◆ **Directions**:
Which lines below hold the word "hasta"? Report each one.

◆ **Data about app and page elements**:

..............................

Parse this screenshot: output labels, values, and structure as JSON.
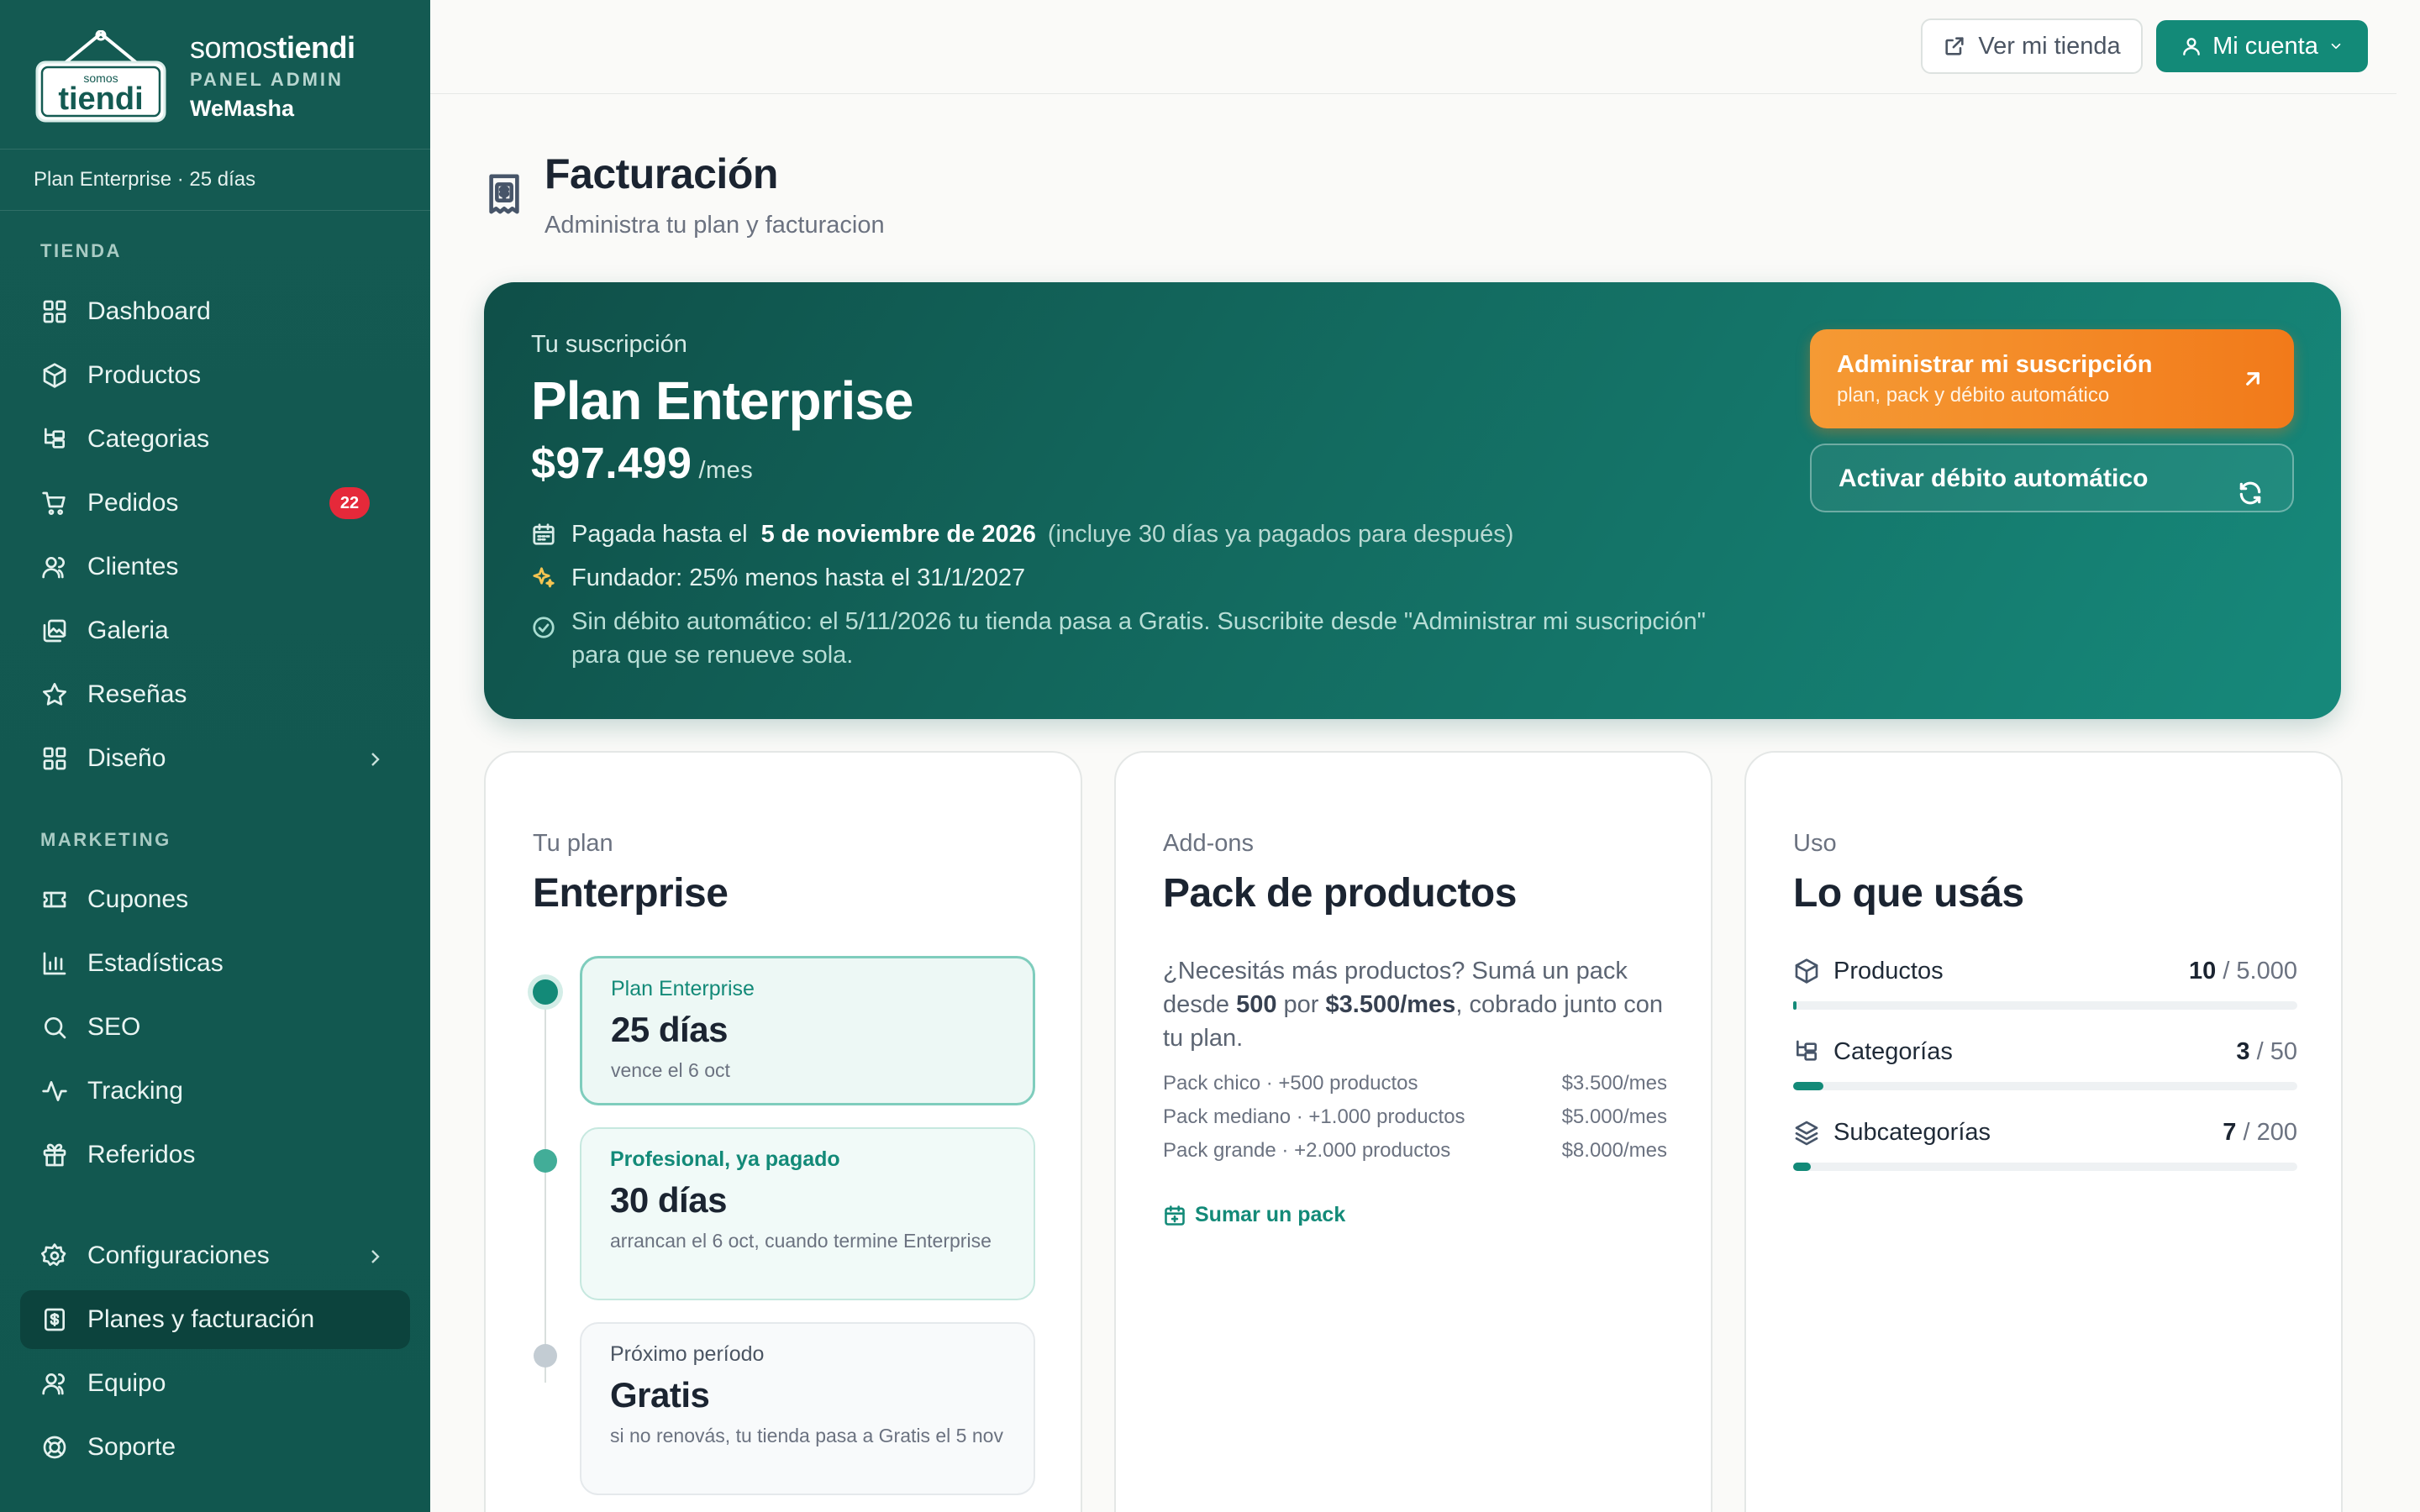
{
  "brand": {
    "name_light": "somos",
    "name_bold": "tiendi",
    "panel": "PANEL ADMIN",
    "store": "WeMasha",
    "logo_small": "somos",
    "logo_big": "tiendi"
  },
  "sidebar": {
    "plan_strip": "Plan Enterprise · 25 días",
    "section_store": "TIENDA",
    "section_marketing": "MARKETING",
    "items": [
      {
        "label": "Dashboard",
        "icon": "grid-icon"
      },
      {
        "label": "Productos",
        "icon": "box-icon"
      },
      {
        "label": "Categorias",
        "icon": "tree-icon"
      },
      {
        "label": "Pedidos",
        "icon": "cart-icon",
        "badge": "22"
      },
      {
        "label": "Clientes",
        "icon": "users-icon"
      },
      {
        "label": "Galeria",
        "icon": "images-icon"
      },
      {
        "label": "Reseñas",
        "icon": "star-icon"
      },
      {
        "label": "Diseño",
        "icon": "layout-icon"
      },
      {
        "label": "Cupones",
        "icon": "ticket-icon"
      },
      {
        "label": "Estadísticas",
        "icon": "chart-icon"
      },
      {
        "label": "SEO",
        "icon": "search-icon"
      },
      {
        "label": "Tracking",
        "icon": "activity-icon"
      },
      {
        "label": "Referidos",
        "icon": "gift-icon"
      },
      {
        "label": "Configuraciones",
        "icon": "gear-icon"
      },
      {
        "label": "Planes y facturación",
        "icon": "receipt-icon"
      },
      {
        "label": "Equipo",
        "icon": "team-icon"
      },
      {
        "label": "Soporte",
        "icon": "lifebuoy-icon"
      }
    ]
  },
  "topbar": {
    "store_button": "Ver mi tienda",
    "account_button": "Mi cuenta"
  },
  "page": {
    "title": "Facturación",
    "subtitle": "Administra tu plan y facturacion"
  },
  "hero": {
    "kicker": "Tu suscripción",
    "plan": "Plan Enterprise",
    "price": "$97.499",
    "per": "/mes",
    "paid_prefix": "Pagada hasta el",
    "paid_date": "5 de noviembre de 2026",
    "paid_note": "(incluye 30 días ya pagados para después)",
    "founder": "Fundador: 25% menos hasta el 31/1/2027",
    "no_debit_1": "Sin débito automático: el 5/11/2026 tu tienda pasa a Gratis. Suscribite desde \"Administrar mi suscripción\"",
    "no_debit_2": "para que se renueve sola.",
    "primary_title": "Administrar mi suscripción",
    "primary_sub": "plan, pack y débito automático",
    "secondary": "Activar débito automático",
    "colors": {
      "primary": "#f27a1a",
      "accent": "#138a78"
    }
  },
  "plan_card": {
    "kicker": "Tu plan",
    "title": "Enterprise",
    "periods": [
      {
        "label": "Plan Enterprise",
        "big": "25 días",
        "note": "vence el 6 oct"
      },
      {
        "label": "Profesional, ya pagado",
        "big": "30 días",
        "note": "arrancan el 6 oct, cuando termine Enterprise"
      },
      {
        "label": "Próximo período",
        "big": "Gratis",
        "note": "si no renovás, tu tienda pasa a Gratis el 5 nov"
      }
    ]
  },
  "addons_card": {
    "kicker": "Add-ons",
    "title": "Pack de productos",
    "desc_1": "¿Necesitás más productos? Sumá un pack desde",
    "desc_qty": "500",
    "desc_2": "por",
    "desc_price": "$3.500/mes",
    "desc_3": ", cobrado junto con tu plan.",
    "packs": [
      {
        "name": "Pack chico · +500 productos",
        "price": "$3.500/mes"
      },
      {
        "name": "Pack mediano · +1.000 productos",
        "price": "$5.000/mes"
      },
      {
        "name": "Pack grande · +2.000 productos",
        "price": "$8.000/mes"
      }
    ],
    "link": "Sumar un pack"
  },
  "usage_card": {
    "kicker": "Uso",
    "title": "Lo que usás",
    "rows": [
      {
        "label": "Productos",
        "used": "10",
        "limit": "/ 5.000",
        "fraction": 0.002
      },
      {
        "label": "Categorías",
        "used": "3",
        "limit": "/ 50",
        "fraction": 0.06
      },
      {
        "label": "Subcategorías",
        "used": "7",
        "limit": "/ 200",
        "fraction": 0.035
      }
    ]
  }
}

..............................

◆ **Result of this task**:
    "paid_prefix": "Pagada hasta el",
    "founder": "Fundador: 25% menos hasta el 31/1/2027",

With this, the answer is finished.